“Do I think it would have a huge impact?” Kristy Baughman with the Rose Brooks Center asked. “I am not entirely sure about that. But what I know is any barrier we have to keep in place firearm out of the hands of an abuser, I want to keep it in place.”

Another new law says students caught fighting or bullying in school could face felony charges.

In the past, besides facing a suspension from the school, students caught fighting could be charged with a misdemeanor. The punishment for a misdemeanor is light compared to a felony charge because now, students caught fighting could face up to four years in prison.

The new law will only apply to students over the age of 17 and right now, it’s too early to tell if prosecutors will charge fighting students with felonies. But they at least now have that tool to protect students from bullies.

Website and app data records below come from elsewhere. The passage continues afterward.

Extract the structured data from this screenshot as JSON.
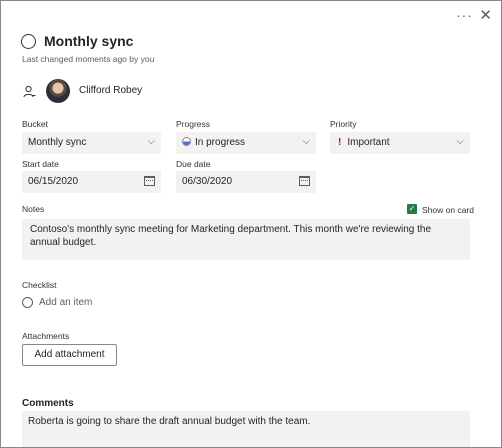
{
  "header": {
    "more_icon": "more-horizontal-icon",
    "close_icon": "close-icon"
  },
  "task": {
    "title": "Monthly sync",
    "subtitle": "Last changed moments ago by you",
    "assignee": "Clifford Robey"
  },
  "fields": {
    "bucket": {
      "label": "Bucket",
      "value": "Monthly sync"
    },
    "progress": {
      "label": "Progress",
      "value": "In progress"
    },
    "priority": {
      "label": "Priority",
      "value": "Important",
      "mark": "!"
    },
    "start_date": {
      "label": "Start date",
      "value": "06/15/2020"
    },
    "due_date": {
      "label": "Due date",
      "value": "06/30/2020"
    }
  },
  "notes": {
    "label": "Notes",
    "show_on_card": "Show on card",
    "text": "Contoso's monthly sync meeting for Marketing department. This month we're reviewing the annual budget."
  },
  "checklist": {
    "label": "Checklist",
    "add_item": "Add an item"
  },
  "attachments": {
    "label": "Attachments",
    "button": "Add attachment"
  },
  "comments": {
    "label": "Comments",
    "text": "Roberta is going to share the draft annual budget with the team."
  },
  "colors": {
    "checkbox_green": "#237b4b",
    "priority_red": "#c50f1f",
    "progress_blue": "#4f6bed"
  }
}
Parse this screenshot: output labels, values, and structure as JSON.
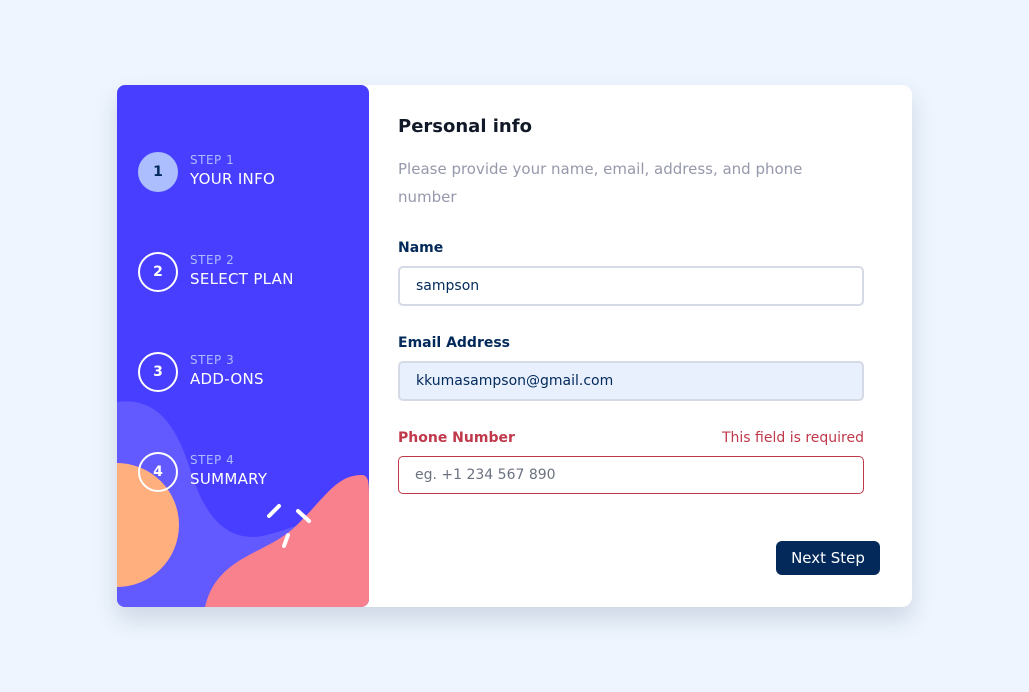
{
  "colors": {
    "sidebar_bg": "#483eff",
    "accent_active_step": "#adbeff",
    "primary_dark": "#02295a",
    "error": "#c0394b",
    "page_bg": "#eef5fe"
  },
  "sidebar": {
    "steps": [
      {
        "number": "1",
        "step_label": "STEP 1",
        "title": "YOUR INFO",
        "active": true
      },
      {
        "number": "2",
        "step_label": "STEP 2",
        "title": "SELECT PLAN",
        "active": false
      },
      {
        "number": "3",
        "step_label": "STEP 3",
        "title": "ADD-ONS",
        "active": false
      },
      {
        "number": "4",
        "step_label": "STEP 4",
        "title": "SUMMARY",
        "active": false
      }
    ]
  },
  "form": {
    "title": "Personal info",
    "subtitle": "Please provide your name, email, address, and phone number",
    "name": {
      "label": "Name",
      "value": "sampson",
      "placeholder": ""
    },
    "email": {
      "label": "Email Address",
      "value": "kkumasampson@gmail.com",
      "placeholder": ""
    },
    "phone": {
      "label": "Phone Number",
      "value": "",
      "placeholder": "eg. +1 234 567 890",
      "error": "This field is required"
    },
    "next_label": "Next Step"
  }
}
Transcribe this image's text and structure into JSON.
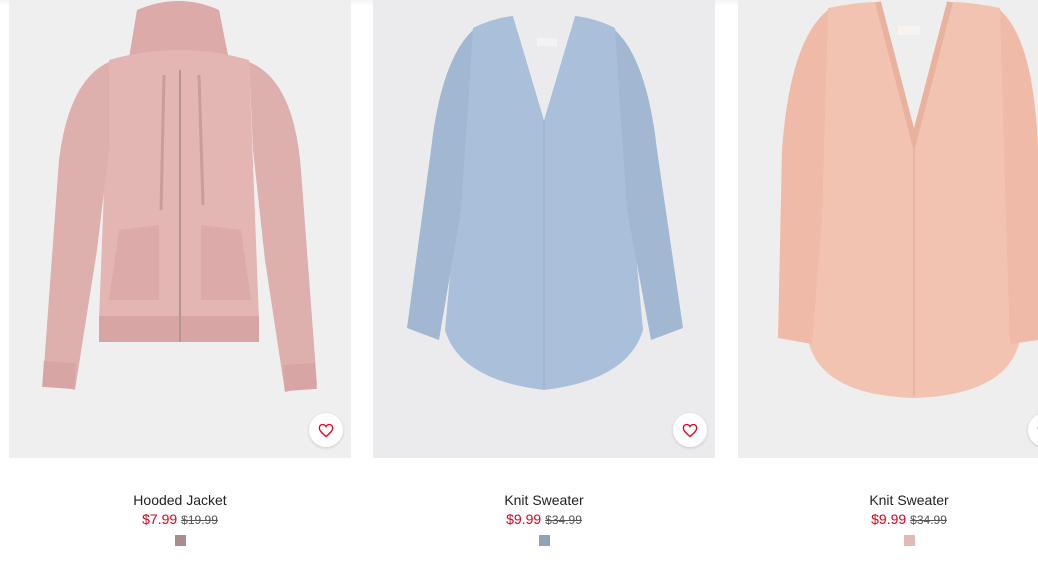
{
  "products": [
    {
      "name": "Hooded Jacket",
      "sale_price": "$7.99",
      "original_price": "$19.99",
      "swatch_color": "#a98c8c",
      "image_bg": "#f0efef",
      "garment_color": "#e3b6b4"
    },
    {
      "name": "Knit Sweater",
      "sale_price": "$9.99",
      "original_price": "$34.99",
      "swatch_color": "#8fa2b8",
      "image_bg": "#ebebed",
      "garment_color": "#a9bfda"
    },
    {
      "name": "Knit Sweater",
      "sale_price": "$9.99",
      "original_price": "$34.99",
      "swatch_color": "#e1bab4",
      "image_bg": "#efeeee",
      "garment_color": "#f3c3b1"
    }
  ],
  "colors": {
    "sale": "#e3001b",
    "heart": "#e3001b"
  }
}
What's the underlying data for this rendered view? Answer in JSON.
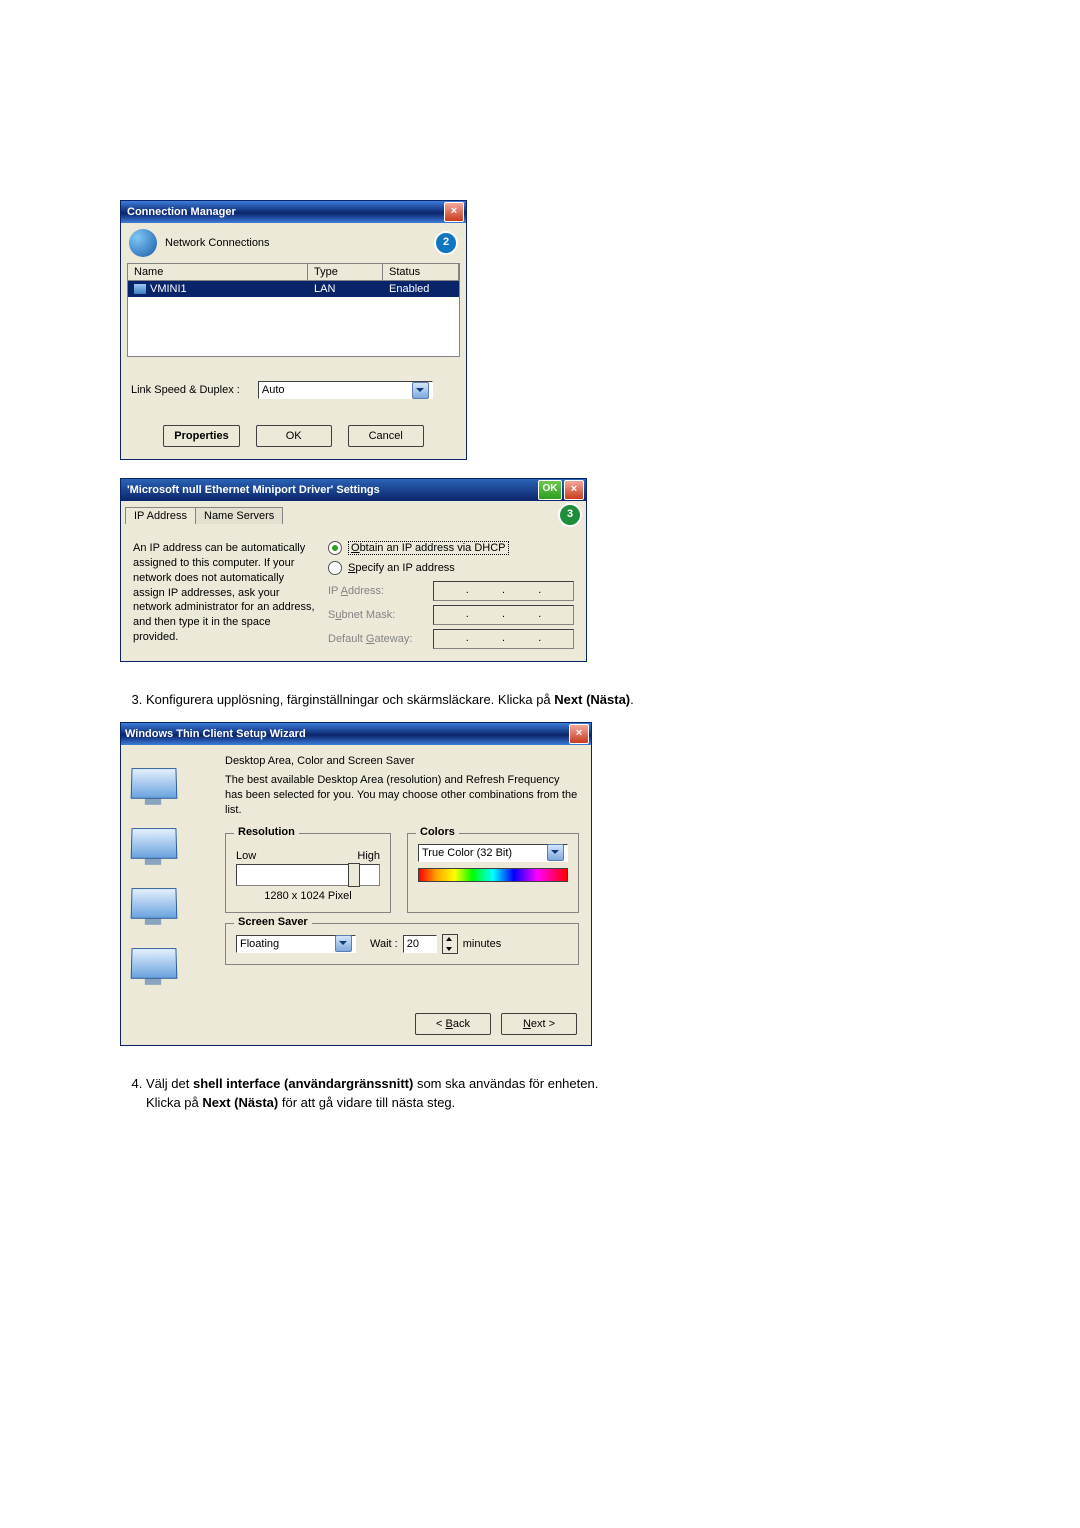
{
  "cm": {
    "title": "Connection Manager",
    "heading": "Network Connections",
    "badge": "2",
    "columns": {
      "name": "Name",
      "type": "Type",
      "status": "Status"
    },
    "row": {
      "name": "VMINI1",
      "type": "LAN",
      "status": "Enabled"
    },
    "link_label": "Link Speed & Duplex :",
    "link_value": "Auto",
    "buttons": {
      "properties": "Properties",
      "ok": "OK",
      "cancel": "Cancel"
    }
  },
  "mp": {
    "title": "'Microsoft null Ethernet Miniport Driver' Settings",
    "title_ok": "OK",
    "tabs": {
      "ip": "IP Address",
      "ns": "Name Servers"
    },
    "badge": "3",
    "desc": "An IP address can be automatically assigned to this computer.  If your network does not automatically assign IP addresses, ask your network administrator for an address, and then type it in the space provided.",
    "opt_dhcp": "Obtain an IP address via DHCP",
    "opt_spec": "Specify an IP address",
    "ip_label": "IP Address:",
    "mask_label": "Subnet Mask:",
    "gw_label": "Default Gateway:"
  },
  "step3": {
    "num": "3.",
    "text": "Konfigurera upplösning, färginställningar och skärmsläckare. Klicka på ",
    "bold": "Next (Nästa)",
    "tail": "."
  },
  "wz": {
    "title": "Windows Thin Client Setup Wizard",
    "heading": "Desktop Area, Color and Screen Saver",
    "sub": "The best available Desktop Area (resolution) and Refresh Frequency has been selected for you.  You may choose other combinations from the list.",
    "res_legend": "Resolution",
    "res_low": "Low",
    "res_high": "High",
    "res_value": "1280 x 1024 Pixel",
    "col_legend": "Colors",
    "col_value": "True Color (32 Bit)",
    "ss_legend": "Screen Saver",
    "ss_value": "Floating",
    "wait_label": "Wait :",
    "wait_value": "20",
    "wait_unit": "minutes",
    "back": "< Back",
    "next": "Next >"
  },
  "step4": {
    "num": "4.",
    "a": "Välj det ",
    "b": "shell interface (användargränssnitt)",
    "c": " som ska användas för enheten.",
    "d": "Klicka på ",
    "e": "Next (Nästa)",
    "f": " för att gå vidare till nästa steg."
  }
}
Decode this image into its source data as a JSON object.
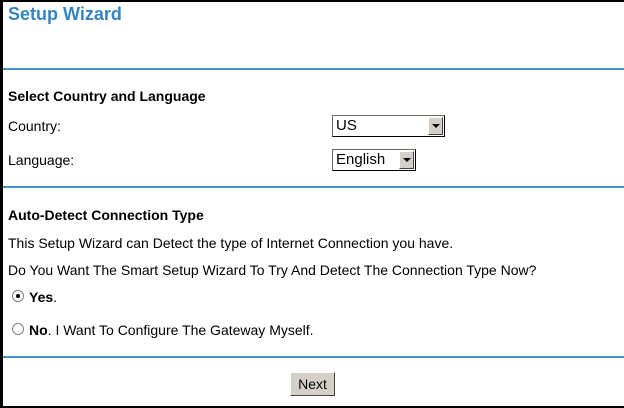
{
  "title": "Setup Wizard",
  "country_language": {
    "heading": "Select Country and Language",
    "country_label": "Country:",
    "country_value": "US",
    "language_label": "Language:",
    "language_value": "English"
  },
  "auto_detect": {
    "heading": "Auto-Detect Connection Type",
    "line1": "This Setup Wizard can Detect the type of Internet Connection you have.",
    "line2": "Do You Want The Smart Setup Wizard To Try And Detect The Connection Type Now?",
    "yes_bold": "Yes",
    "yes_rest": ".",
    "yes_checked": true,
    "no_bold": "No",
    "no_rest": ". I Want To Configure The Gateway Myself.",
    "no_checked": false
  },
  "next_label": "Next",
  "colors": {
    "title": "#3585c0",
    "rule": "#3a96c9",
    "button_face": "#d4d0c8"
  }
}
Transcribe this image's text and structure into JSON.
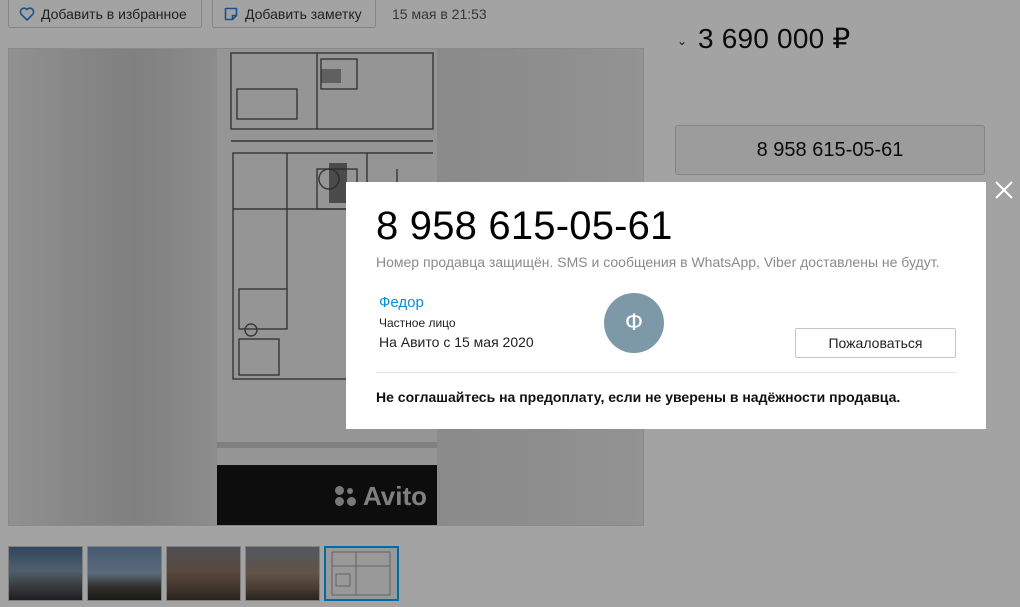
{
  "toolbar": {
    "favorite_label": "Добавить в избранное",
    "note_label": "Добавить заметку",
    "date": "15 мая в 21:53"
  },
  "listing": {
    "price": "3 690 000 ₽",
    "phone_button": "8 958 615-05-61"
  },
  "gallery": {
    "watermark": "Avito",
    "thumbnails": [
      "фото 1",
      "фото 2",
      "фото 3",
      "фото 4",
      "планировка"
    ]
  },
  "modal": {
    "phone": "8 958 615-05-61",
    "note": "Номер продавца защищён. SMS и сообщения в WhatsApp, Viber доставлены не будут.",
    "seller_name": "Федор",
    "seller_type": "Частное лицо",
    "seller_since": "На Авито с 15 мая 2020",
    "avatar_letter": "Ф",
    "report_label": "Пожаловаться",
    "warning": "Не соглашайтесь на предоплату, если не уверены в надёжности продавца."
  },
  "colors": {
    "link": "#0091d9",
    "avatar": "#7d98a7",
    "thumb_active": "#00aaff"
  },
  "icons": [
    "heart-icon",
    "note-icon",
    "chevron-down-icon",
    "close-icon"
  ]
}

Also in 2017, if you’re caught with less than ten grams of marijuana and don’t have a prior criminal record, you can still get charged and pay a fine but you won’t have to serve any jail time. Possessing less than 10 grams of marijuana is a Class D misdemeanor so offenders would face a $500 fine, but no jail time. If you have a previous record, it jumps to a Class A misdemeanor. If you are caught with 10-to-35 grams of marijuana on you, it’s now a misdemeanor and not a felony. Lawmakers lessened the punishment on marijuana to free up jail space for more serious offenders.

**Editors note: A previous published version stated that, “You can now carry a small amount of marijuana with you. Those with no prior criminal record can carry up to ten grams of pot and not get in trouble with the law. ” That was not correct. Less than 10 grams is a Class D misdemeanor so offenders would face a $500 fine, but no jail time.